Candiotti and the Dodgers expected this would be his only start, as Ramon Martinez was expected to return after skipping just this start. As it turned out, though, Martinez’s injury was revealed to be a torn rotator cuff, and the Dodger ace would be sidelined for two months.   

Although the Dodgers did not win the division in 1997, losing out to the Giants by two games, Candiotti did do the job for L.A., going 6-2 with a 3.62 ERA in 11 starts during Martinez’s absence. It should have been at least seven wins; he nearly beat San Francisco again on July 12, handing the bullpen a 2-1 lead only to see the Giants rip two relievers for seven runs in the ninth. 

Candiotti pitched well enough as a starter that when Martinez did return in August, the Dodgers dealt fourth starter Astacio (4-8 with a 5.19 ERA over a three-month stretch) to Colorado for second baseman Eric Young while keeping the knuckleballer in the rotation for the rest of the 1997 season.

A free agent after the season—he signed with the Oakland Athletics in the off-season—Candiotti would finish his six-year Dodger career with a 3.57 ERA but just a 52-64 record, thanks primarily to a paucity of run support. No Los Angeles pitcher with an ERA as low as Candiotti’s had a lower winning percentage than his .448 in a Dodger uniform. (It should be noted that Ramon Martinez, who received much better support from the Dodgers, was 72-48 with a 3.67 ERA during that same stretch. In 1995, for instance, Martinez was 17-7 with a 3.66 ERA and a league-leading 81 walks and 138 strikeouts over 206.1 innings.
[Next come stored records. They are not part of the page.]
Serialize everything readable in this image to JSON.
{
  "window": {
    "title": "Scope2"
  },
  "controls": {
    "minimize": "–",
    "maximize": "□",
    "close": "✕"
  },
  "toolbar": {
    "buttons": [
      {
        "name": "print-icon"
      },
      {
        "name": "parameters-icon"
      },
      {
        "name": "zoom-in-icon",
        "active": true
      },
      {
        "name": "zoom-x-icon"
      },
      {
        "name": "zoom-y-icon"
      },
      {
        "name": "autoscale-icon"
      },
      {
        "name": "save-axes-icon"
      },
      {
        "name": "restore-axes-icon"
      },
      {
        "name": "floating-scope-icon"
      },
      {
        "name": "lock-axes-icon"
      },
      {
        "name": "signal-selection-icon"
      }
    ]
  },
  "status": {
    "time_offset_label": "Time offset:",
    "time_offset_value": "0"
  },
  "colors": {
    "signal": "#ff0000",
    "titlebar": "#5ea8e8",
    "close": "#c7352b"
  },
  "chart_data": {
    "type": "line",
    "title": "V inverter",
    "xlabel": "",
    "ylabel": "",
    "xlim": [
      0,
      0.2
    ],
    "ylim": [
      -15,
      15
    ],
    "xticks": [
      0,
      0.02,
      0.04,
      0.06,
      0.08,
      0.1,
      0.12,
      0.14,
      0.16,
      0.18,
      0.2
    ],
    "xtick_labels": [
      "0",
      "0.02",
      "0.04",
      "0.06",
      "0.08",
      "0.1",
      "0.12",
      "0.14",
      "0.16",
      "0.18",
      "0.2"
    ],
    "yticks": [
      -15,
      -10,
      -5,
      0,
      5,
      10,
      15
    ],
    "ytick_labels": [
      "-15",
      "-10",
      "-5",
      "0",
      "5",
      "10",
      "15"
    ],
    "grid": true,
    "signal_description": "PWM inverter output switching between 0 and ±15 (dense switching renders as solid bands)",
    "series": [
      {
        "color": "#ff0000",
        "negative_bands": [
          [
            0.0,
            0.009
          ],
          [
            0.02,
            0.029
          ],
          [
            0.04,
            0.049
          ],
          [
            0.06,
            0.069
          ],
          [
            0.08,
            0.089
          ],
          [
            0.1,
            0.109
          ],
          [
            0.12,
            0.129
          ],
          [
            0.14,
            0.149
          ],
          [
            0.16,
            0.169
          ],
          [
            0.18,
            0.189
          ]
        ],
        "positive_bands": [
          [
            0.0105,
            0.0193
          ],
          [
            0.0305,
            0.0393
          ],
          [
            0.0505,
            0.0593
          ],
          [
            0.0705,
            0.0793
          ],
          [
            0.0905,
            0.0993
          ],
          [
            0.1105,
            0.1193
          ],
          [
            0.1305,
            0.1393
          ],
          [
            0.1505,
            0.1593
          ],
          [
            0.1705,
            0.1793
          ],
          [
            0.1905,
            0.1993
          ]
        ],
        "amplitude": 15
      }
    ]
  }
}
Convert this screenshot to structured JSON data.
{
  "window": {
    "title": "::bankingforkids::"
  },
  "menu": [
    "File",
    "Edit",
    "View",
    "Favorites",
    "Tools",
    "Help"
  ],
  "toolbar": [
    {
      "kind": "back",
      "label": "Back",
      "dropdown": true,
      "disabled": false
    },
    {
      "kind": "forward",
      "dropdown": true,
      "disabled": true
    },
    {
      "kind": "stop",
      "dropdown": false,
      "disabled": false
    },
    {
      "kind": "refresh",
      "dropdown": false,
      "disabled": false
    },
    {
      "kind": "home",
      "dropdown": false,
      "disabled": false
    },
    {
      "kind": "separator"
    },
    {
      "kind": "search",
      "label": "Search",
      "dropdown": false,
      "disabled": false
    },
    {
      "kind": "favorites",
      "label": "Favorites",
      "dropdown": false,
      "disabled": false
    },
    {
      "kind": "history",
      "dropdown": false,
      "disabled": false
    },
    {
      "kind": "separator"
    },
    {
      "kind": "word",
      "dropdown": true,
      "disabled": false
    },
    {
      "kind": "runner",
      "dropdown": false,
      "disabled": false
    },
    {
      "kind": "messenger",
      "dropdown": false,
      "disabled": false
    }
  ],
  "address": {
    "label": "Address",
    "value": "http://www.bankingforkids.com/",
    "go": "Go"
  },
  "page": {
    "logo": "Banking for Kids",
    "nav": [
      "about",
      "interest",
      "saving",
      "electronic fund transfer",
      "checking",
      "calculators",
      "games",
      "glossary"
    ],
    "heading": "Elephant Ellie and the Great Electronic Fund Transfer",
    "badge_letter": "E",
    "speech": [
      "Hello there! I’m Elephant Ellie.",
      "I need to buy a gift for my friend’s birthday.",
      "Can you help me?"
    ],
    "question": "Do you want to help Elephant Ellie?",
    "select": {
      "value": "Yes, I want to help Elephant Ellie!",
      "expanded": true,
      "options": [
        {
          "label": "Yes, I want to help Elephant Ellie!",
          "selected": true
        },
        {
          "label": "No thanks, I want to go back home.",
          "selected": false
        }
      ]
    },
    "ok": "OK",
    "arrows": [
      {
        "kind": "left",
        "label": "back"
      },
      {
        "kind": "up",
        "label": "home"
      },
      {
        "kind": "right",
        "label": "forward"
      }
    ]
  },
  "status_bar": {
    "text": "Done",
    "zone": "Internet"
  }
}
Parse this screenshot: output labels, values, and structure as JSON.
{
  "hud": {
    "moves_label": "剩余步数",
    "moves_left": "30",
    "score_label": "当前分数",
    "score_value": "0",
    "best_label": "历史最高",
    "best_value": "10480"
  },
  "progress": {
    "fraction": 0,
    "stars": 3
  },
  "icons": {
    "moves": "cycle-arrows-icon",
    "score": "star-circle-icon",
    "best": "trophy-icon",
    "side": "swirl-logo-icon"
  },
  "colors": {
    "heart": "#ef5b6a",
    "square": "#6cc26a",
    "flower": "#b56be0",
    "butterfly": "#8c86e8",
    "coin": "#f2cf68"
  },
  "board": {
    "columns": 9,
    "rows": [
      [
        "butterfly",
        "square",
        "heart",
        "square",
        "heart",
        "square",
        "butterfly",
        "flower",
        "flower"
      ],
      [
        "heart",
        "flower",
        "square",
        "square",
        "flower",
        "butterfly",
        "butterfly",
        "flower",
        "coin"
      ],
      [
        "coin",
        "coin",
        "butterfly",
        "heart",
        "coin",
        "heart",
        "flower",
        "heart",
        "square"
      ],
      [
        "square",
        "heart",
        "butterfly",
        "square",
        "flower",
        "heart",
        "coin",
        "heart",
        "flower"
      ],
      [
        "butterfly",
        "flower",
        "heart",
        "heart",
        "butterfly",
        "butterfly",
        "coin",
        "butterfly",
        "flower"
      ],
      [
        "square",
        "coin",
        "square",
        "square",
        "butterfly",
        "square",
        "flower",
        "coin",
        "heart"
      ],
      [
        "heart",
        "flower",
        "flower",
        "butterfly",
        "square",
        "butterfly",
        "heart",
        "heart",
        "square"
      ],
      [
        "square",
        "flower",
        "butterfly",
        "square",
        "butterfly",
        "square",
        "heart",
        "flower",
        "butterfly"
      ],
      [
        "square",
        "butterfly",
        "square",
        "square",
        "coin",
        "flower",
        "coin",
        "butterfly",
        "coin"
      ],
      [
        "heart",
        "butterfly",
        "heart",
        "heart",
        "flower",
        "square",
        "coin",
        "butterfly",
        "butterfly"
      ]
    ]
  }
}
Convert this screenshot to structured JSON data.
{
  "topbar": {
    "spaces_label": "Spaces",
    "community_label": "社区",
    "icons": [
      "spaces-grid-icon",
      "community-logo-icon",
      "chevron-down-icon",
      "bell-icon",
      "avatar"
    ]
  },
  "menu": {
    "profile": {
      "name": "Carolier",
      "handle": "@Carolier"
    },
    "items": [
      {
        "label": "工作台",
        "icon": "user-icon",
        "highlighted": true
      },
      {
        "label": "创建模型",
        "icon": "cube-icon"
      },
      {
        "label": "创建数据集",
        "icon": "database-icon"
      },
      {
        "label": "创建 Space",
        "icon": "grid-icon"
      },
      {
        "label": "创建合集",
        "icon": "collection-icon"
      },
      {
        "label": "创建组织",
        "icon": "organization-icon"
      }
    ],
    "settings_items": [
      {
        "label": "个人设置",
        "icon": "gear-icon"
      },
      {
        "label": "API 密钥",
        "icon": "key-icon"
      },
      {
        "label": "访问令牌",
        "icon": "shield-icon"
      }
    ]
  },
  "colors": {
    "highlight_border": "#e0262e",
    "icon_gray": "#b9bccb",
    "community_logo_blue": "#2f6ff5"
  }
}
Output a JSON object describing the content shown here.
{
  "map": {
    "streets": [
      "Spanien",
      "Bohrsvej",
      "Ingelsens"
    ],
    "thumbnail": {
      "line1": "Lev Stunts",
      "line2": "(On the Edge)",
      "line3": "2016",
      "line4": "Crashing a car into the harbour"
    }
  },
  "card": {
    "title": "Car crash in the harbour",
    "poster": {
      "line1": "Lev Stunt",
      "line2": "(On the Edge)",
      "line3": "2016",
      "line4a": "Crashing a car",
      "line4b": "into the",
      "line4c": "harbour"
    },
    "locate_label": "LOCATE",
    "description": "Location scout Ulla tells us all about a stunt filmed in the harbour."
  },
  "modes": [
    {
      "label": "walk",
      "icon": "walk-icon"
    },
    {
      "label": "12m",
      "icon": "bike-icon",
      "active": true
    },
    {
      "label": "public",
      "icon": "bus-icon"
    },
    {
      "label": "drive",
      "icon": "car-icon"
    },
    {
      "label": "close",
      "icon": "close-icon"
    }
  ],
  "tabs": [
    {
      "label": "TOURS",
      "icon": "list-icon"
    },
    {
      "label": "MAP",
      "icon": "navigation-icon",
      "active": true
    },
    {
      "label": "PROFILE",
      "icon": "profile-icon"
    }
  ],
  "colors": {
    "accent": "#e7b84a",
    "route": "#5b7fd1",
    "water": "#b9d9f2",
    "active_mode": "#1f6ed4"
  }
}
Candiotti, perhaps L.A.’s unluckiest pitcher ever, was 7-14 with a 3.50 ERA in 190.1 innings with 58 walks and 141 strikeouts.)

But, as Charlie Hough often told other knuckleballers, “When the other guys get hurt or don’t pitch well, be there when they need someone.” And that’s exactly what Candiotti did for the Dodgers in 1997.